**EXERCISE AIM**
Below are the records; they must be reproduced verbatim.

**EXERCISE DATA**
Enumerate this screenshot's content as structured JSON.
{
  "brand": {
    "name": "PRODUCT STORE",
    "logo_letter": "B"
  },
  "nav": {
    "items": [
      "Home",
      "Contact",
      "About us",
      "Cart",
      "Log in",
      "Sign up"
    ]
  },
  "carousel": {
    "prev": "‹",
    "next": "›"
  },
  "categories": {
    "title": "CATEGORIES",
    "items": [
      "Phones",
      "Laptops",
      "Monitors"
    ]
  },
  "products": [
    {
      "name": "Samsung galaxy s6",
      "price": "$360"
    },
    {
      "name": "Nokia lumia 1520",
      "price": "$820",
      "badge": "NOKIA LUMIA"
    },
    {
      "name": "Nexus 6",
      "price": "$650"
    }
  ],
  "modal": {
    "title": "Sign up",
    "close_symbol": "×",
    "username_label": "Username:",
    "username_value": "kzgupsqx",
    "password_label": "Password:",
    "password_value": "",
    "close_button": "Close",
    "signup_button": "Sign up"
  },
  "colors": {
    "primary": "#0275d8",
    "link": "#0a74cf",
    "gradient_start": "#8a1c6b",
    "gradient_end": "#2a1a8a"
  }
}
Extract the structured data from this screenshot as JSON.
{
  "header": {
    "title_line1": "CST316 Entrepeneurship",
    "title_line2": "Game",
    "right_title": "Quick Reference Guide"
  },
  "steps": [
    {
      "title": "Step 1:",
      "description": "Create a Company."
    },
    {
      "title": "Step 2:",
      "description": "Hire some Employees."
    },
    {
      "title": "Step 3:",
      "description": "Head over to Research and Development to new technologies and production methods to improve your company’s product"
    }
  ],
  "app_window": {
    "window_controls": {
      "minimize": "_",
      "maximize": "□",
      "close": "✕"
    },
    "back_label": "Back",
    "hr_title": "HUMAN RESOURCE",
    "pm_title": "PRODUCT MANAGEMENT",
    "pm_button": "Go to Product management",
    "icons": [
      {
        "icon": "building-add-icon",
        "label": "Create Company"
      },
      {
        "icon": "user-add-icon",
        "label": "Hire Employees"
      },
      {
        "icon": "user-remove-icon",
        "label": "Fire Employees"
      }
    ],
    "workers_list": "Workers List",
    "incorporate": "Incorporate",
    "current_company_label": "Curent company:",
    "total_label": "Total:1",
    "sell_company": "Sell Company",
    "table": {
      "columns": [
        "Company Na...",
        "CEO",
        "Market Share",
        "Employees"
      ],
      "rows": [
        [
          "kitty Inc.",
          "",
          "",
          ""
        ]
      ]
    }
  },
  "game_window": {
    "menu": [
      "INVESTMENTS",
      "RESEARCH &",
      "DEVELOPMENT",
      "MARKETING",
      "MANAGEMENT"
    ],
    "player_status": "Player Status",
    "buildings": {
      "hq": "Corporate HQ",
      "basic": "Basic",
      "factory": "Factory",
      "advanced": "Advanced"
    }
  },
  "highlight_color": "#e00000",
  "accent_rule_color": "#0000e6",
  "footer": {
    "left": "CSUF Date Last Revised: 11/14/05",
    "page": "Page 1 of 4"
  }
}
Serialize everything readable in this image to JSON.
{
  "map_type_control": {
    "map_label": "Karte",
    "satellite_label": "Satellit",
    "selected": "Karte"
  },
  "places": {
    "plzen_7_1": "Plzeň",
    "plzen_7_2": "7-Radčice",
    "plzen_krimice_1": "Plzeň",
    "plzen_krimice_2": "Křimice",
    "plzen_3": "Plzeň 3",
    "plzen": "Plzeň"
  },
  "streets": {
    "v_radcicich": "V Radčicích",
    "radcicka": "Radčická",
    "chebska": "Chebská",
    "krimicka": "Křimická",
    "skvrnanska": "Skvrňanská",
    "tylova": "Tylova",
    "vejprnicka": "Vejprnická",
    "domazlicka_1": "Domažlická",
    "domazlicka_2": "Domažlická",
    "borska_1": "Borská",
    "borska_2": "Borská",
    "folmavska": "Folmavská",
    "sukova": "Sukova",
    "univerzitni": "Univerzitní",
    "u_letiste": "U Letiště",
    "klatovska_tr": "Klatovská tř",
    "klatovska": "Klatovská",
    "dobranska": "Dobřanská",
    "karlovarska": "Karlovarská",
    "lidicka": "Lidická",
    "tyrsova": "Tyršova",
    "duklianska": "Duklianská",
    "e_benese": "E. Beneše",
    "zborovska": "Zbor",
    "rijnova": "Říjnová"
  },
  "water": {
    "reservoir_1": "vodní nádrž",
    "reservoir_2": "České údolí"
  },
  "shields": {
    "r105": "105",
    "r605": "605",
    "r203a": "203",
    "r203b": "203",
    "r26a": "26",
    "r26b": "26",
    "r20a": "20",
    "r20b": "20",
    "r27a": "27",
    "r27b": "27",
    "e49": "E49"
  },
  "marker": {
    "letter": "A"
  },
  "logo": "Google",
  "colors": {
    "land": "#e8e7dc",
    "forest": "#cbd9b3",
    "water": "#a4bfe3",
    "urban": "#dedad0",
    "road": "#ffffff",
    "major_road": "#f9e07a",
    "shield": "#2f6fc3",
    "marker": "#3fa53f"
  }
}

**RESULT**
Enumerate this screenshot's content as structured JSON.
{
  "brand": {
    "name": "PRODUCT STORE",
    "logo_letter": "B"
  },
  "nav": {
    "items": [
      "Home",
      "Contact",
      "About us",
      "Cart",
      "Log in",
      "Sign up"
    ]
  },
  "carousel": {
    "prev": "‹",
    "next": "›"
  },
  "categories": {
    "title": "CATEGORIES",
    "items": [
      "Phones",
      "Laptops",
      "Monitors"
    ]
  },
  "products": [
    {
      "name": "Samsung galaxy s6",
      "price": "$360"
    },
    {
      "name": "Nokia lumia 1520",
      "price": "$820",
      "badge": "NOKIA LUMIA"
    },
    {
      "name": "Nexus 6",
      "price": "$650"
    }
  ],
  "modal": {
    "title": "Sign up",
    "close_symbol": "×",
    "username_label": "Username:",
    "username_value": "kzgupsqx",
    "password_label": "Password:",
    "password_value": "",
    "close_button": "Close",
    "signup_button": "Sign up"
  },
  "colors": {
    "primary": "#0275d8",
    "link": "#0a74cf",
    "gradient_start": "#8a1c6b",
    "gradient_end": "#2a1a8a"
  }
}
Extract the structured data from this screenshot as JSON.
{
  "header": {
    "title_line1": "CST316 Entrepeneurship",
    "title_line2": "Game",
    "right_title": "Quick Reference Guide"
  },
  "steps": [
    {
      "title": "Step 1:",
      "description": "Create a Company."
    },
    {
      "title": "Step 2:",
      "description": "Hire some Employees."
    },
    {
      "title": "Step 3:",
      "description": "Head over to Research and Development to new technologies and production methods to improve your company’s product"
    }
  ],
  "app_window": {
    "window_controls": {
      "minimize": "_",
      "maximize": "□",
      "close": "✕"
    },
    "back_label": "Back",
    "hr_title": "HUMAN RESOURCE",
    "pm_title": "PRODUCT MANAGEMENT",
    "pm_button": "Go to Product management",
    "icons": [
      {
        "icon": "building-add-icon",
        "label": "Create Company"
      },
      {
        "icon": "user-add-icon",
        "label": "Hire Employees"
      },
      {
        "icon": "user-remove-icon",
        "label": "Fire Employees"
      }
    ],
    "workers_list": "Workers List",
    "incorporate": "Incorporate",
    "current_company_label": "Curent company:",
    "total_label": "Total:1",
    "sell_company": "Sell Company",
    "table": {
      "columns": [
        "Company Na...",
        "CEO",
        "Market Share",
        "Employees"
      ],
      "rows": [
        [
          "kitty Inc.",
          "",
          "",
          ""
        ]
      ]
    }
  },
  "game_window": {
    "menu": [
      "INVESTMENTS",
      "RESEARCH &",
      "DEVELOPMENT",
      "MARKETING",
      "MANAGEMENT"
    ],
    "player_status": "Player Status",
    "buildings": {
      "hq": "Corporate HQ",
      "basic": "Basic",
      "factory": "Factory",
      "advanced": "Advanced"
    }
  },
  "highlight_color": "#e00000",
  "accent_rule_color": "#0000e6",
  "footer": {
    "left": "CSUF Date Last Revised: 11/14/05",
    "page": "Page 1 of 4"
  }
}
Serialize everything readable in this image to JSON.
{
  "map_type_control": {
    "map_label": "Karte",
    "satellite_label": "Satellit",
    "selected": "Karte"
  },
  "places": {
    "plzen_7_1": "Plzeň",
    "plzen_7_2": "7-Radčice",
    "plzen_krimice_1": "Plzeň",
    "plzen_krimice_2": "Křimice",
    "plzen_3": "Plzeň 3",
    "plzen": "Plzeň"
  },
  "streets": {
    "v_radcicich": "V Radčicích",
    "radcicka": "Radčická",
    "chebska": "Chebská",
    "krimicka": "Křimická",
    "skvrnanska": "Skvrňanská",
    "tylova": "Tylova",
    "vejprnicka": "Vejprnická",
    "domazlicka_1": "Domažlická",
    "domazlicka_2": "Domažlická",
    "borska_1": "Borská",
    "borska_2": "Borská",
    "folmavska": "Folmavská",
    "sukova": "Sukova",
    "univerzitni": "Univerzitní",
    "u_letiste": "U Letiště",
    "klatovska_tr": "Klatovská tř",
    "klatovska": "Klatovská",
    "dobranska": "Dobřanská",
    "karlovarska": "Karlovarská",
    "lidicka": "Lidická",
    "tyrsova": "Tyršova",
    "duklianska": "Duklianská",
    "e_benese": "E. Beneše",
    "zborovska": "Zbor",
    "rijnova": "Říjnová"
  },
  "water": {
    "reservoir_1": "vodní nádrž",
    "reservoir_2": "České údolí"
  },
  "shields": {
    "r105": "105",
    "r605": "605",
    "r203a": "203",
    "r203b": "203",
    "r26a": "26",
    "r26b": "26",
    "r20a": "20",
    "r20b": "20",
    "r27a": "27",
    "r27b": "27",
    "e49": "E49"
  },
  "marker": {
    "letter": "A"
  },
  "logo": "Google",
  "colors": {
    "land": "#e8e7dc",
    "forest": "#cbd9b3",
    "water": "#a4bfe3",
    "urban": "#dedad0",
    "road": "#ffffff",
    "major_road": "#f9e07a",
    "shield": "#2f6fc3",
    "marker": "#3fa53f"
  }
}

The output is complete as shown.